Aim: to observe and find out how much starch grains are distributed within a transverse section of a banana Apparatus: banana, iodine solution, ruler, white tile, stopwatch, microscope slide, coverslip, filter paper, Light microscope
1) A piece of banana was place on a tile and a section was cut across the piece of banana about 5mm thick. 2) The surface of the banana was covered with iodine solution and left for about one minute. 3) The distribution of starch in the section of the banana was then illustrated in the outline below. 4) With the remaining piece of banana a microscope slide was wiped across its surface. 5) Iodine solution was then added to the tissue smear that was on the microscope slide. 6) The coverslip was then added to microscope slide carefully and filter paper was used to absorb the excess iodine solution from the slide. 7) The banana tissue was then examined under the low power of the microscope. 8) After the banana tissue was examined with the high power of the microscope, a labeled drawing of one cell was made. Discussion:
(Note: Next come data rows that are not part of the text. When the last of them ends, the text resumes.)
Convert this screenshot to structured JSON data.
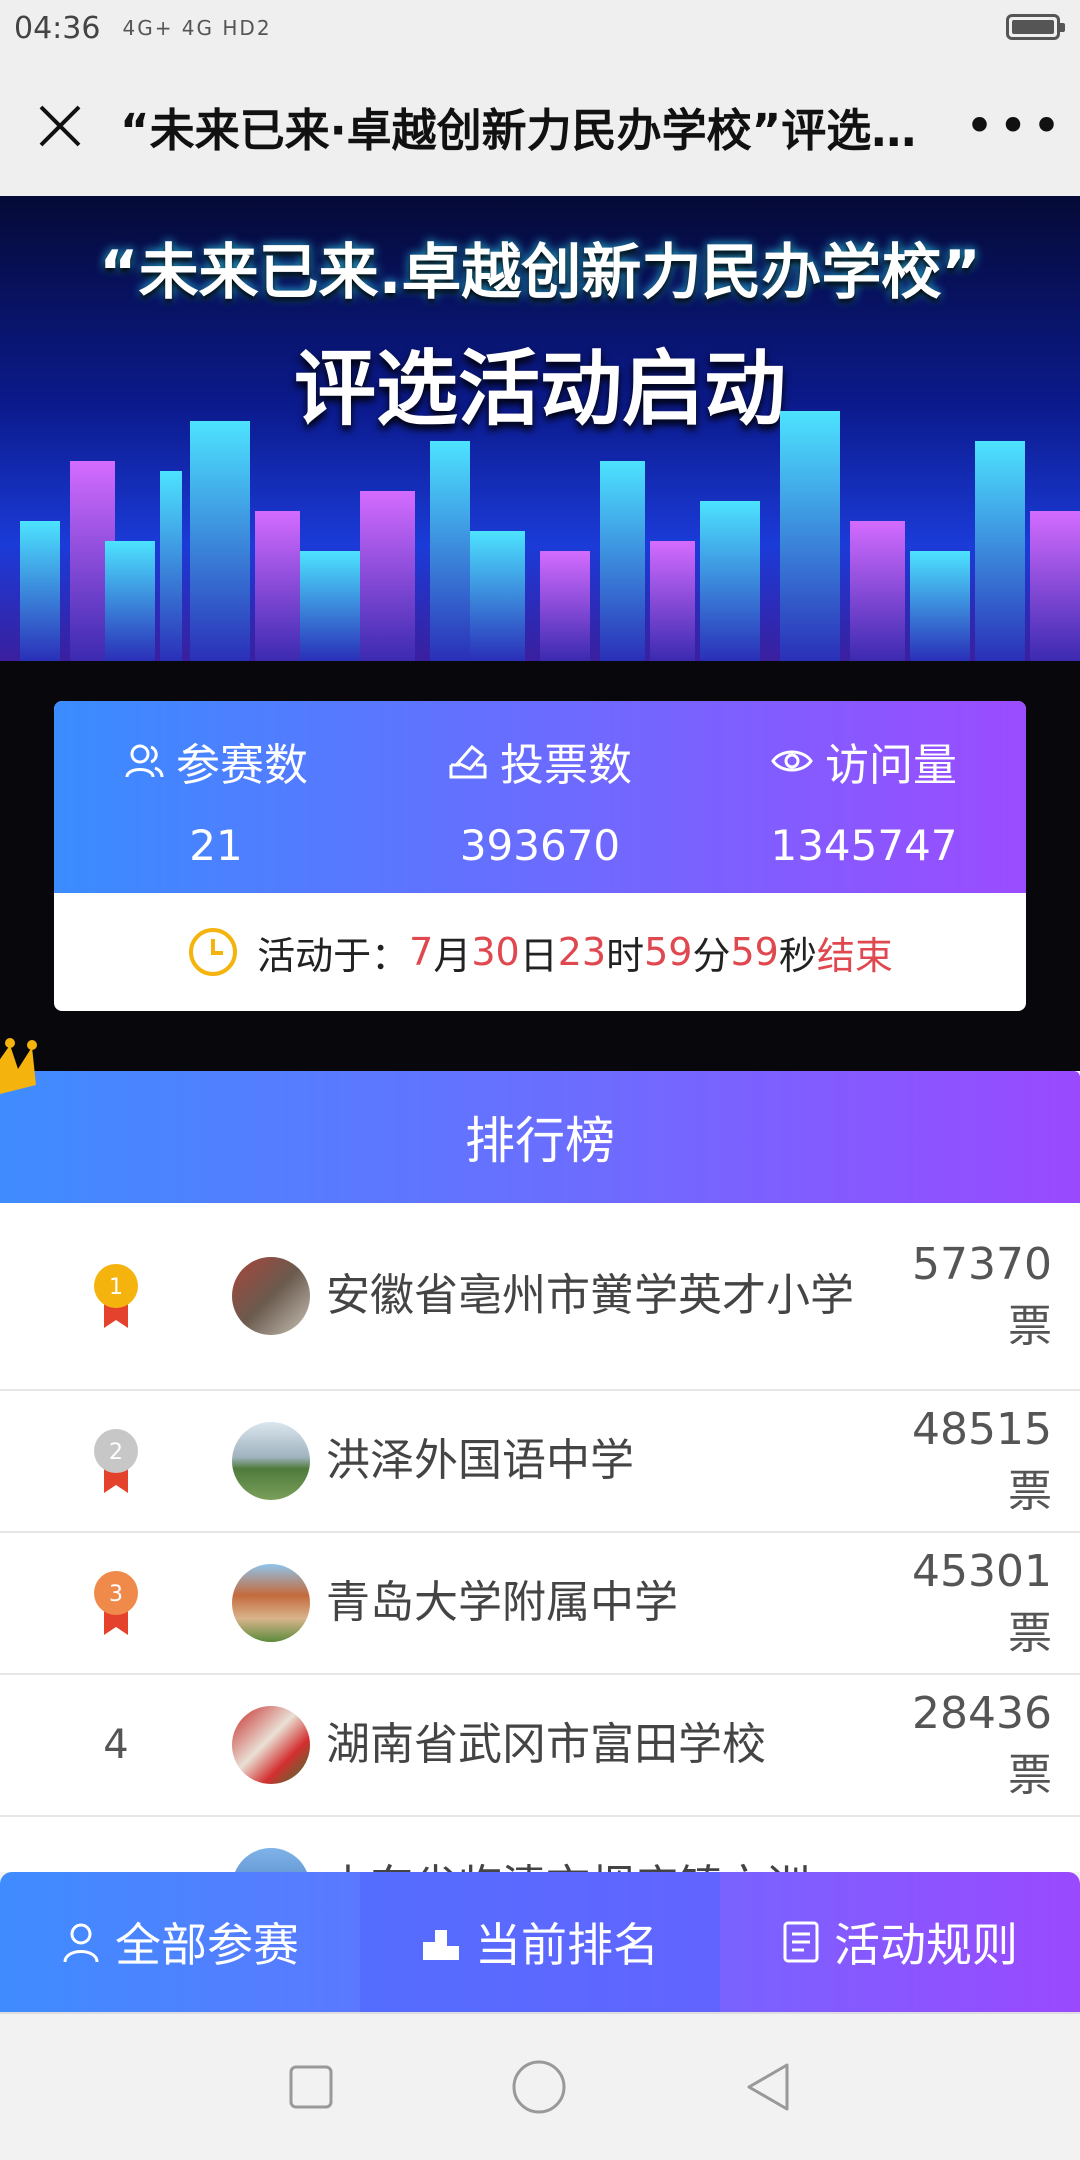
{
  "status_bar": {
    "time": "04:36",
    "network": "4G+ 4G HD2"
  },
  "title_bar": {
    "title": "“未来已来·卓越创新力民办学校”评选活动启动"
  },
  "banner": {
    "title": "“未来已来.卓越创新力民办学校”",
    "subtitle": "评选活动启动"
  },
  "stats": {
    "participants_label": "参赛数",
    "participants": "21",
    "votes_label": "投票数",
    "votes": "393670",
    "visits_label": "访问量",
    "visits": "1345747"
  },
  "countdown": {
    "prefix": "活动于：",
    "month": "7",
    "month_unit": "月",
    "day": "30",
    "day_unit": "日",
    "hour": "23",
    "hour_unit": "时",
    "minute": "59",
    "minute_unit": "分",
    "second": "59",
    "second_unit": "秒",
    "suffix": "结束"
  },
  "ranking": {
    "header": "排行榜",
    "rows": [
      {
        "rank": "1",
        "name": "安徽省亳州市黉学英才小学",
        "votes": "57370票"
      },
      {
        "rank": "2",
        "name": "洪泽外国语中学",
        "votes": "48515票"
      },
      {
        "rank": "3",
        "name": "青岛大学附属中学",
        "votes": "45301票"
      },
      {
        "rank": "4",
        "name": "湖南省武冈市富田学校",
        "votes": "28436票"
      },
      {
        "rank": "",
        "name": "山东省临清市烟店镇文训",
        "votes": ""
      }
    ]
  },
  "bottom_nav": {
    "all": "全部参赛",
    "ranking": "当前排名",
    "rules": "活动规则"
  },
  "colors": {
    "accent_blue": "#3f8cff",
    "accent_purple": "#9a49ff",
    "countdown_red": "#e0484f"
  }
}
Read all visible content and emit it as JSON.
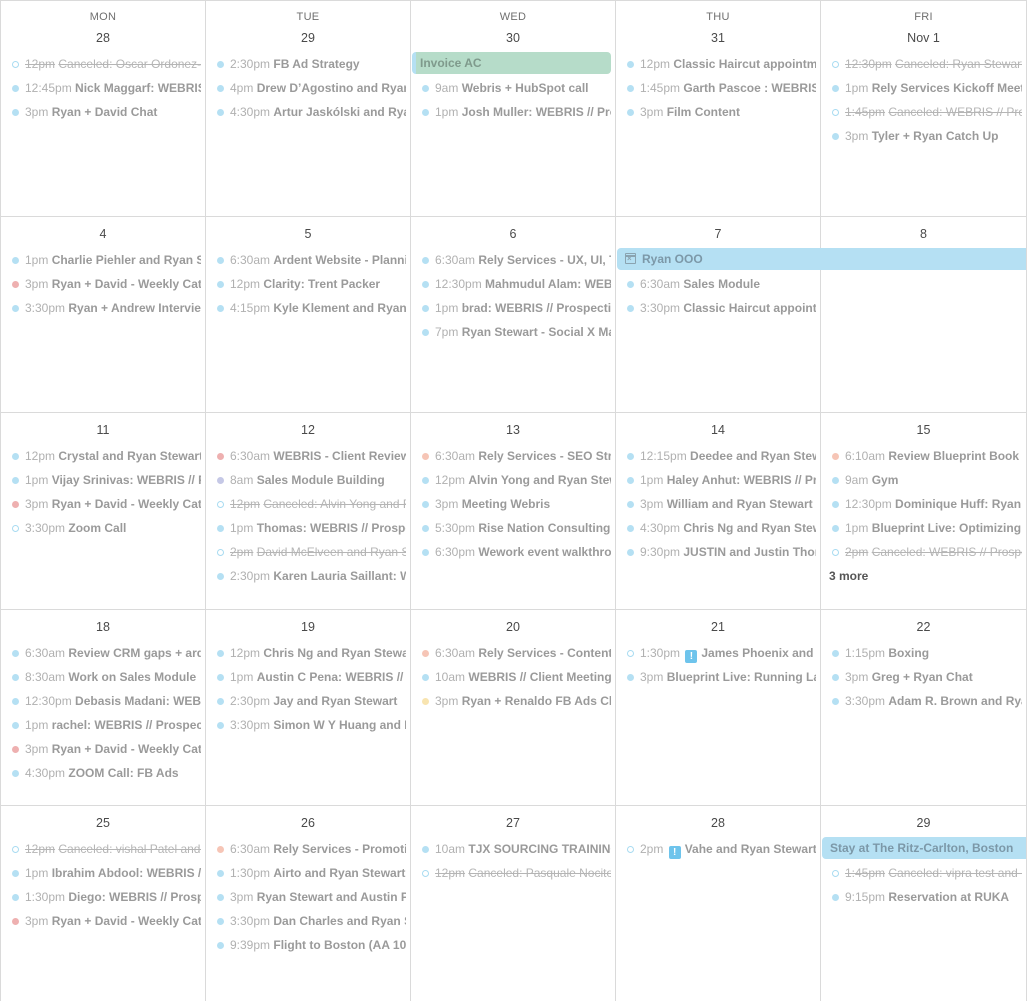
{
  "calendar": {
    "weekdays": [
      "MON",
      "TUE",
      "WED",
      "THU",
      "FRI"
    ],
    "colors": {
      "default_event": "#b5e0f3",
      "red_event": "#eeb0b0",
      "salmon_event": "#f6c5b6",
      "purple_event": "#c5c8e6",
      "yellow_event": "#f8e4b0",
      "allday_green": "#b6dcc9",
      "allday_blue": "#b5e0f3"
    },
    "weeks": [
      {
        "days": [
          {
            "date": "28",
            "events": [
              {
                "time": "12pm",
                "title": "Canceled: Oscar Ordonez-",
                "color": "hollow",
                "canceled": true
              },
              {
                "time": "12:45pm",
                "title": "Nick Maggarf: WEBRIS",
                "color": "blue"
              },
              {
                "time": "3pm",
                "title": "Ryan + David Chat",
                "color": "blue"
              }
            ]
          },
          {
            "date": "29",
            "events": [
              {
                "time": "2:30pm",
                "title": "FB Ad Strategy",
                "color": "blue"
              },
              {
                "time": "4pm",
                "title": "Drew D’Agostino and Ryan Stewart",
                "color": "blue"
              },
              {
                "time": "4:30pm",
                "title": "Artur Jaskólski and Ryan Stewart",
                "color": "blue"
              }
            ]
          },
          {
            "date": "30",
            "allday": {
              "title": "Invoice AC",
              "style": "green"
            },
            "events": [
              {
                "time": "9am",
                "title": "Webris + HubSpot call",
                "color": "blue"
              },
              {
                "time": "1pm",
                "title": "Josh Muller: WEBRIS // Prospective",
                "color": "blue"
              }
            ]
          },
          {
            "date": "31",
            "events": [
              {
                "time": "12pm",
                "title": "Classic Haircut appointment",
                "color": "blue"
              },
              {
                "time": "1:45pm",
                "title": "Garth Pascoe : WEBRIS // Prospective",
                "color": "blue"
              },
              {
                "time": "3pm",
                "title": "Film Content",
                "color": "blue"
              }
            ]
          },
          {
            "date": "Nov 1",
            "events": [
              {
                "time": "12:30pm",
                "title": "Canceled: Ryan Stewart",
                "color": "hollow",
                "canceled": true
              },
              {
                "time": "1pm",
                "title": "Rely Services Kickoff Meeting",
                "color": "blue"
              },
              {
                "time": "1:45pm",
                "title": "Canceled: WEBRIS // Prospective",
                "color": "hollow",
                "canceled": true
              },
              {
                "time": "3pm",
                "title": "Tyler + Ryan Catch Up",
                "color": "blue"
              }
            ]
          }
        ]
      },
      {
        "days": [
          {
            "date": "4",
            "events": [
              {
                "time": "1pm",
                "title": "Charlie Piehler and Ryan Stewart",
                "color": "blue"
              },
              {
                "time": "3pm",
                "title": "Ryan + David - Weekly Catch Up",
                "color": "red"
              },
              {
                "time": "3:30pm",
                "title": "Ryan + Andrew Interview",
                "color": "blue"
              }
            ]
          },
          {
            "date": "5",
            "events": [
              {
                "time": "6:30am",
                "title": "Ardent Website - Planning",
                "color": "blue"
              },
              {
                "time": "12pm",
                "title": "Clarity: Trent Packer",
                "color": "blue"
              },
              {
                "time": "4:15pm",
                "title": "Kyle Klement and Ryan Stewart",
                "color": "blue"
              }
            ]
          },
          {
            "date": "6",
            "events": [
              {
                "time": "6:30am",
                "title": "Rely Services - UX, UI, Tech",
                "color": "blue"
              },
              {
                "time": "12:30pm",
                "title": "Mahmudul Alam: WEBRIS",
                "color": "blue"
              },
              {
                "time": "1pm",
                "title": "brad: WEBRIS // Prospective",
                "color": "blue"
              },
              {
                "time": "7pm",
                "title": "Ryan Stewart - Social X Marketing",
                "color": "blue"
              }
            ]
          },
          {
            "date": "7",
            "allday_span": {
              "title": "Ryan OOO",
              "icon": "calendar-x-icon",
              "style": "blue"
            },
            "events": [
              {
                "time": "6:30am",
                "title": "Sales Module",
                "color": "blue"
              },
              {
                "time": "3:30pm",
                "title": "Classic Haircut appointment",
                "color": "blue"
              }
            ]
          },
          {
            "date": "8",
            "events": []
          }
        ]
      },
      {
        "days": [
          {
            "date": "11",
            "events": [
              {
                "time": "12pm",
                "title": "Crystal and Ryan Stewart",
                "color": "blue"
              },
              {
                "time": "1pm",
                "title": "Vijay Srinivas: WEBRIS // Prospective",
                "color": "blue"
              },
              {
                "time": "3pm",
                "title": "Ryan + David - Weekly Catch Up",
                "color": "red"
              },
              {
                "time": "3:30pm",
                "title": "Zoom Call",
                "color": "hollow"
              }
            ]
          },
          {
            "date": "12",
            "events": [
              {
                "time": "6:30am",
                "title": "WEBRIS - Client Reviews",
                "color": "red"
              },
              {
                "time": "8am",
                "title": "Sales Module Building",
                "color": "purple"
              },
              {
                "time": "12pm",
                "title": "Canceled: Alvin Yong and Ryan Stewart",
                "color": "hollow",
                "canceled": true
              },
              {
                "time": "1pm",
                "title": "Thomas: WEBRIS // Prospective",
                "color": "blue"
              },
              {
                "time": "2pm",
                "title": "David McElveen and Ryan Stewart",
                "color": "hollow",
                "canceled": true
              },
              {
                "time": "2:30pm",
                "title": "Karen Lauria Saillant: WEBRIS",
                "color": "blue"
              }
            ]
          },
          {
            "date": "13",
            "events": [
              {
                "time": "6:30am",
                "title": "Rely Services - SEO Strategy",
                "color": "salmon"
              },
              {
                "time": "12pm",
                "title": "Alvin Yong and Ryan Stewart",
                "color": "blue"
              },
              {
                "time": "3pm",
                "title": "Meeting Webris",
                "color": "blue"
              },
              {
                "time": "5:30pm",
                "title": "Rise Nation Consulting",
                "color": "blue"
              },
              {
                "time": "6:30pm",
                "title": "Wework event walkthrough",
                "color": "blue"
              }
            ]
          },
          {
            "date": "14",
            "events": [
              {
                "time": "12:15pm",
                "title": "Deedee and Ryan Stewart",
                "color": "blue"
              },
              {
                "time": "1pm",
                "title": "Haley Anhut: WEBRIS // Prospective",
                "color": "blue"
              },
              {
                "time": "3pm",
                "title": "William and Ryan Stewart",
                "color": "blue"
              },
              {
                "time": "4:30pm",
                "title": "Chris Ng and Ryan Stewart",
                "color": "blue"
              },
              {
                "time": "9:30pm",
                "title": "JUSTIN and Justin Thomas",
                "color": "blue"
              }
            ]
          },
          {
            "date": "15",
            "more": "3 more",
            "events": [
              {
                "time": "6:10am",
                "title": "Review Blueprint Book",
                "color": "salmon"
              },
              {
                "time": "9am",
                "title": "Gym",
                "color": "blue"
              },
              {
                "time": "12:30pm",
                "title": "Dominique Huff: Ryan Stewart",
                "color": "blue"
              },
              {
                "time": "1pm",
                "title": "Blueprint Live: Optimizing Ins",
                "color": "blue"
              },
              {
                "time": "2pm",
                "title": "Canceled: WEBRIS // Prospective",
                "color": "hollow",
                "canceled": true
              }
            ]
          }
        ]
      },
      {
        "days": [
          {
            "date": "18",
            "events": [
              {
                "time": "6:30am",
                "title": "Review CRM gaps + ardent",
                "color": "blue"
              },
              {
                "time": "8:30am",
                "title": "Work on Sales Module",
                "color": "blue"
              },
              {
                "time": "12:30pm",
                "title": "Debasis Madani: WEBRIS",
                "color": "blue"
              },
              {
                "time": "1pm",
                "title": "rachel: WEBRIS // Prospective",
                "color": "blue"
              },
              {
                "time": "3pm",
                "title": "Ryan + David - Weekly Catch Up",
                "color": "red"
              },
              {
                "time": "4:30pm",
                "title": "ZOOM Call: FB Ads",
                "color": "blue"
              }
            ]
          },
          {
            "date": "19",
            "events": [
              {
                "time": "12pm",
                "title": "Chris Ng and Ryan Stewart",
                "color": "blue"
              },
              {
                "time": "1pm",
                "title": "Austin C Pena: WEBRIS // Prospective",
                "color": "blue"
              },
              {
                "time": "2:30pm",
                "title": "Jay and Ryan Stewart",
                "color": "blue"
              },
              {
                "time": "3:30pm",
                "title": "Simon W Y Huang and Ryan Stewart",
                "color": "blue"
              }
            ]
          },
          {
            "date": "20",
            "events": [
              {
                "time": "6:30am",
                "title": "Rely Services - Content Strategy",
                "color": "salmon"
              },
              {
                "time": "10am",
                "title": "WEBRIS // Client Meeting",
                "color": "blue"
              },
              {
                "time": "3pm",
                "title": "Ryan + Renaldo FB Ads Chat",
                "color": "yellow"
              }
            ]
          },
          {
            "date": "21",
            "events": [
              {
                "time": "1:30pm",
                "title": "James Phoenix and Ryan Stewart",
                "color": "hollow",
                "alert": "!"
              },
              {
                "time": "3pm",
                "title": "Blueprint Live: Running Large",
                "color": "blue"
              }
            ]
          },
          {
            "date": "22",
            "events": [
              {
                "time": "1:15pm",
                "title": "Boxing",
                "color": "blue"
              },
              {
                "time": "3pm",
                "title": "Greg + Ryan Chat",
                "color": "blue"
              },
              {
                "time": "3:30pm",
                "title": "Adam R. Brown and Ryan Stewart",
                "color": "blue"
              }
            ]
          }
        ]
      },
      {
        "days": [
          {
            "date": "25",
            "events": [
              {
                "time": "12pm",
                "title": "Canceled: vishal Patel and Ryan",
                "color": "hollow",
                "canceled": true
              },
              {
                "time": "1pm",
                "title": "Ibrahim Abdool: WEBRIS // Prospective",
                "color": "blue"
              },
              {
                "time": "1:30pm",
                "title": "Diego: WEBRIS // Prospective",
                "color": "blue"
              },
              {
                "time": "3pm",
                "title": "Ryan + David - Weekly Catch Up",
                "color": "red"
              }
            ]
          },
          {
            "date": "26",
            "events": [
              {
                "time": "6:30am",
                "title": "Rely Services - Promotion",
                "color": "salmon"
              },
              {
                "time": "1:30pm",
                "title": "Airto and Ryan Stewart",
                "color": "blue"
              },
              {
                "time": "3pm",
                "title": "Ryan Stewart and Austin Pena",
                "color": "blue"
              },
              {
                "time": "3:30pm",
                "title": "Dan Charles and Ryan Stewart",
                "color": "blue"
              },
              {
                "time": "9:39pm",
                "title": "Flight to Boston (AA 105)",
                "color": "blue"
              }
            ]
          },
          {
            "date": "27",
            "events": [
              {
                "time": "10am",
                "title": "TJX SOURCING TRAINING",
                "color": "blue"
              },
              {
                "time": "12pm",
                "title": "Canceled: Pasquale Nocito",
                "color": "hollow",
                "canceled": true
              }
            ]
          },
          {
            "date": "28",
            "events": [
              {
                "time": "2pm",
                "title": "Vahe and Ryan Stewart",
                "color": "hollow",
                "alert": "!"
              }
            ]
          },
          {
            "date": "29",
            "allday": {
              "title": "Stay at The Ritz-Carlton, Boston",
              "style": "blue-open"
            },
            "events": [
              {
                "time": "1:45pm",
                "title": "Canceled: vipra test and Ryan",
                "color": "hollow",
                "canceled": true
              },
              {
                "time": "9:15pm",
                "title": "Reservation at RUKA",
                "color": "blue"
              }
            ]
          }
        ]
      }
    ]
  }
}
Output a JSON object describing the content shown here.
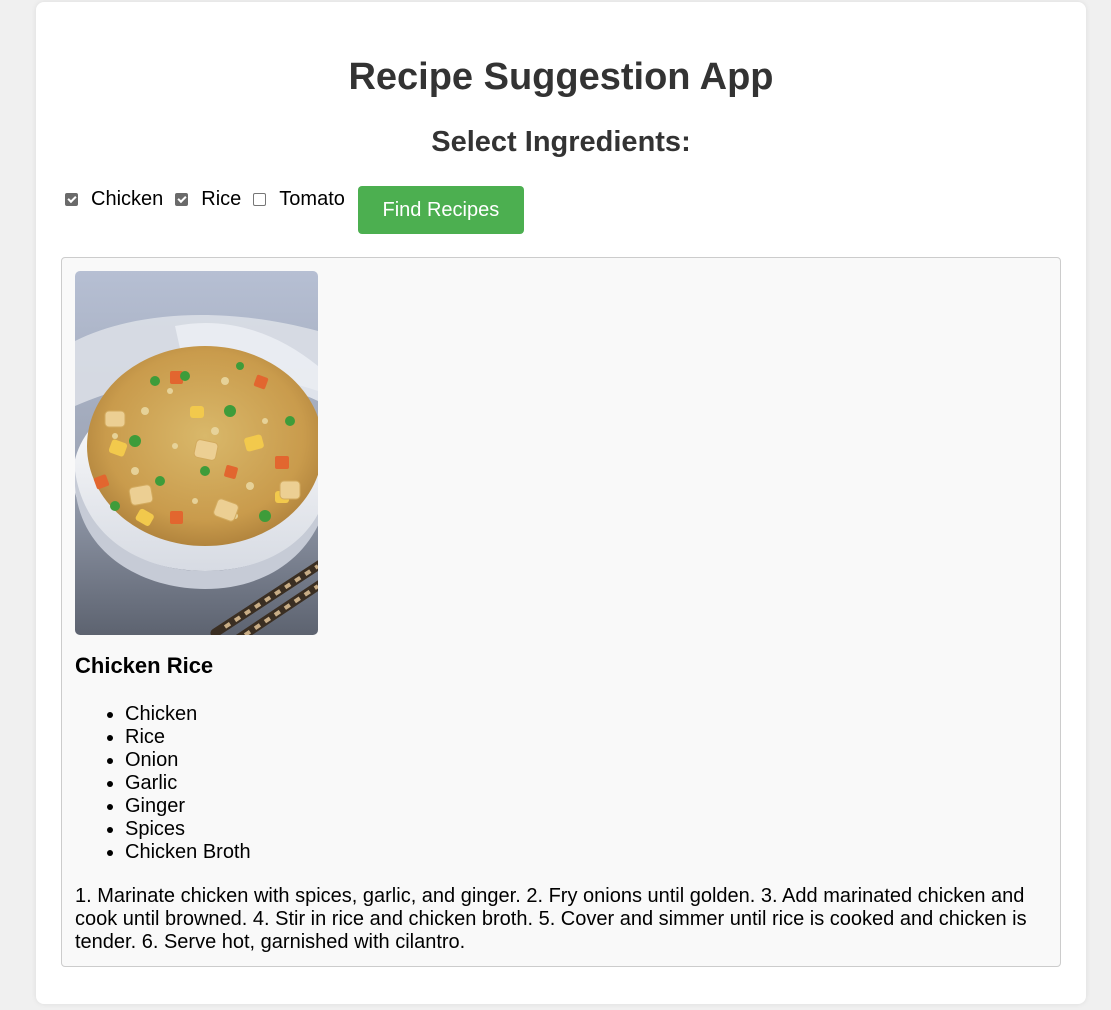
{
  "app": {
    "title": "Recipe Suggestion App",
    "section_title": "Select Ingredients:"
  },
  "ingredients": [
    {
      "label": "Chicken",
      "checked": true
    },
    {
      "label": "Rice",
      "checked": true
    },
    {
      "label": "Tomato",
      "checked": false
    }
  ],
  "find_button": {
    "label": "Find Recipes"
  },
  "recipe": {
    "image": "chicken-fried-rice-photo",
    "name": "Chicken Rice",
    "ingredients": [
      "Chicken",
      "Rice",
      "Onion",
      "Garlic",
      "Ginger",
      "Spices",
      "Chicken Broth"
    ],
    "instructions": "1. Marinate chicken with spices, garlic, and ginger. 2. Fry onions until golden. 3. Add marinated chicken and cook until browned. 4. Stir in rice and chicken broth. 5. Cover and simmer until rice is cooked and chicken is tender. 6. Serve hot, garnished with cilantro."
  },
  "colors": {
    "accent": "#4caf50",
    "background": "#f0f0f0",
    "card": "#f9f9f9",
    "heading": "#333333"
  }
}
Starch is a polymer of alpha-glucose. It is formed in plant cells from glucose and is stored in the form of grains. As it has compact and insoluble molecules, it is an ideal form in which to store glucose molecules and these can be reformed by hydrolysis later when needed. Starch is a mixture of two types of chain (amylose and amylopectin) formed from alpha-glucose. Amylose is formed when many alpha-glucose molecules condense together forming 1, 4 glycosdic bonds, so producing long unbranched chains. These chains take up a coiled or helical configuration as each monomer has a bulky side group which has to be accommodated. Amylose forms about 20% of starch. Amylopectin is branched and consist of alpha-glucose condensed together in two ways forming 1, 4 glycosidic bonds and 16 glycosidic bonds. The coiled chains of amylopectin may contain 1500 monomers...